Understanding the detailed location of nucleosomes along the DNA is vital to understanding regulation, since positioning of nucleosomes can inhibit or facilitate gene expression [14,58]. With the growing evidence that points to gene regulation at chromatin level, there is an increasing need in defining the sequence structure involved in nucleosome formation. Base pair stacking in nucleosome DNA and bendability sequence pattern recently investigated by Trifonov  has underlined the sequence CCGGRAATTYCCGG as the theoretically predicted common pattern of DNA bendability in the nucleosome. While it is important to understand the signal in terms of sequence pattern, only by knowing how that pattern induces deflection in the DNA molecule can one understand the packaging of DNA around the core histones. Further, the nucleosome DNA has been attributed to carrying more messages than just the chromatin code, and is considered the most degenerate code [22,59,60]. From the biological functional perspective, the non-optimal positions of the dinucleotides may actually be an advantage, facilitating important biological processes of replication and transcription.

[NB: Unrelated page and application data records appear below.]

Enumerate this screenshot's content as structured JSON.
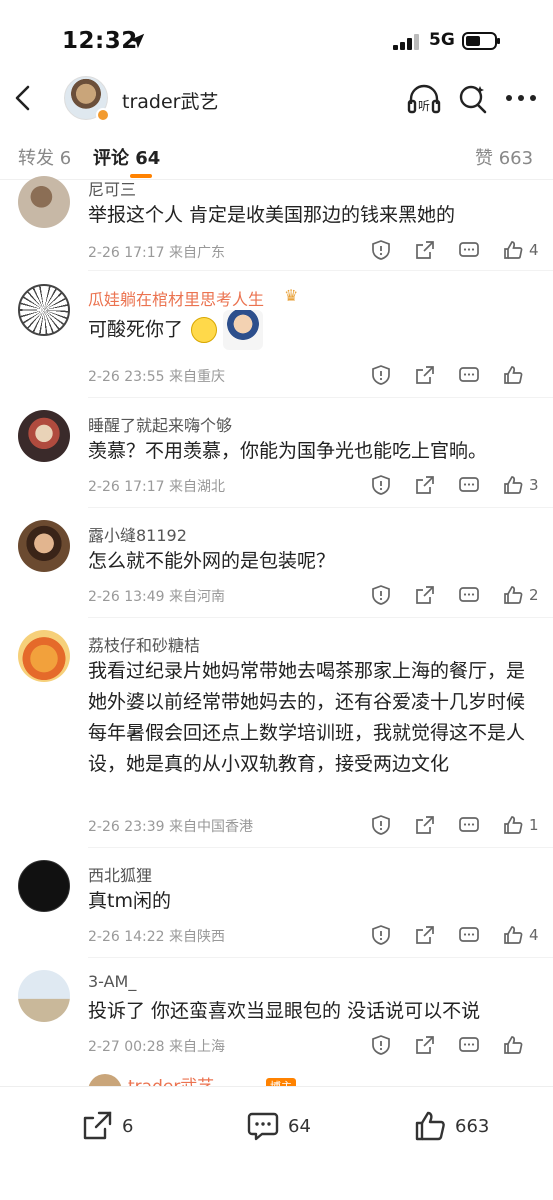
{
  "status_bar": {
    "time": "12:32",
    "network": "5G"
  },
  "nav": {
    "title": "trader武艺",
    "listen_label": "听"
  },
  "tabs": {
    "repost": "转发 6",
    "comments": "评论 64",
    "likes": "赞 663"
  },
  "comments": [
    {
      "name": "尼可三",
      "text": "举报这个人 肯定是收美国那边的钱来黑她的",
      "meta": "2-26 17:17  来自广东",
      "likes": "4"
    },
    {
      "name": "瓜娃躺在棺材里思考人生",
      "text": "可酸死你了",
      "meta": "2-26 23:55  来自重庆",
      "likes": ""
    },
    {
      "name": "睡醒了就起来嗨个够",
      "text": "羡慕？不用羡慕，你能为国争光也能吃上官晌。",
      "meta": "2-26 17:17  来自湖北",
      "likes": "3"
    },
    {
      "name": "露小缝81192",
      "text": "怎么就不能外网的是包装呢？",
      "meta": "2-26 13:49  来自河南",
      "likes": "2"
    },
    {
      "name": "荔枝仔和砂糖桔",
      "text": "我看过纪录片她妈常带她去喝茶那家上海的餐厅，是她外婆以前经常带她妈去的，还有谷爱凌十几岁时候每年暑假会回还点上数学培训班，我就觉得这不是人设，她是真的从小双轨教育，接受两边文化",
      "meta": "2-26 23:39  来自中国香港",
      "likes": "1"
    },
    {
      "name": "西北狐狸",
      "text": "真tm闲的",
      "meta": "2-26 14:22  来自陕西",
      "likes": "4"
    },
    {
      "name": "3-AM_",
      "text": "投诉了 你还蛮喜欢当显眼包的 没话说可以不说",
      "meta": "2-27 00:28  来自上海",
      "likes": ""
    }
  ],
  "peek_reply": {
    "name": "trader武艺",
    "badge": "博主"
  },
  "footer": {
    "reposts": "6",
    "comments": "64",
    "likes": "663"
  },
  "colors": {
    "accent": "#ff8200",
    "orange_name": "#eb7350",
    "meta_gray": "#999999"
  }
}
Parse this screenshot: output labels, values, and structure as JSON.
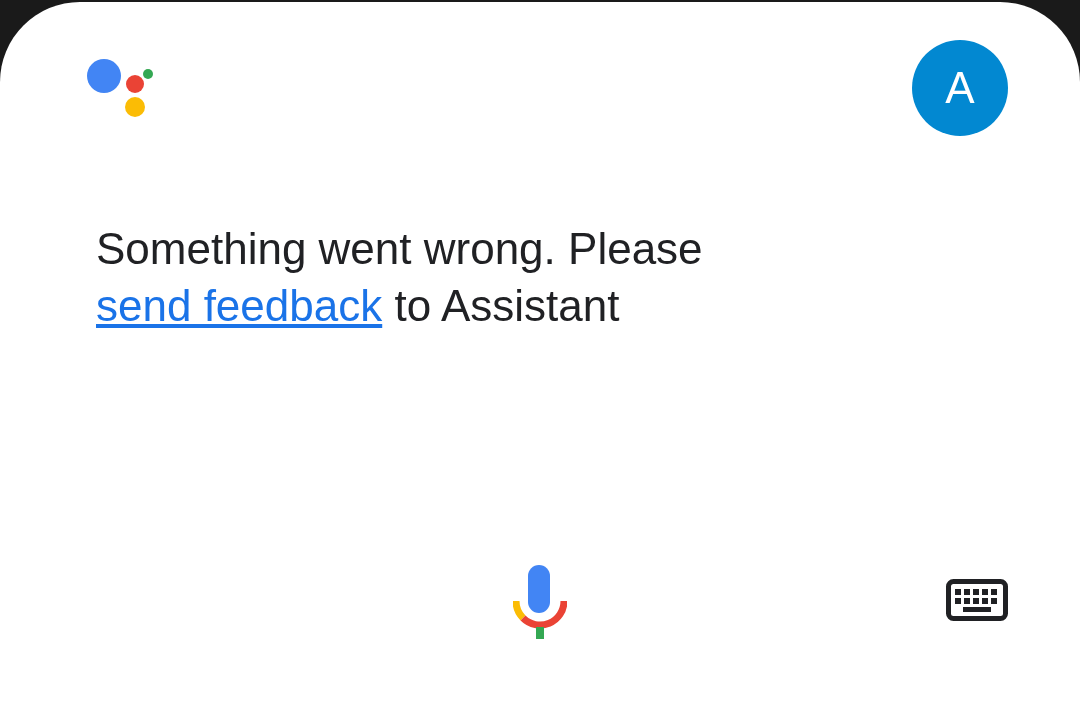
{
  "avatar": {
    "initial": "A"
  },
  "message": {
    "before": "Something went wrong. Please",
    "link": "send feedback",
    "after": "to Assistant"
  }
}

Nature has optimized the chromatin code for multiple functions, making it one of the most difficult feature extraction problems.
The author has no competing interests associated with the publication of the article.
TMN conceptualized the problem, performed all the analysis and wrote the manuscript.
I would like to thank IUSB summer research fund for supporting this work.
This article has been published as part of BMC Structural Biology Volume 10 Supplement 1, 2010: Selected articles from the Computational Structural Bioinformatics Workshop 2009. The full contents of the supplement are available online at http://www.biomedcentral.com/1472-6807/10?issue=S1.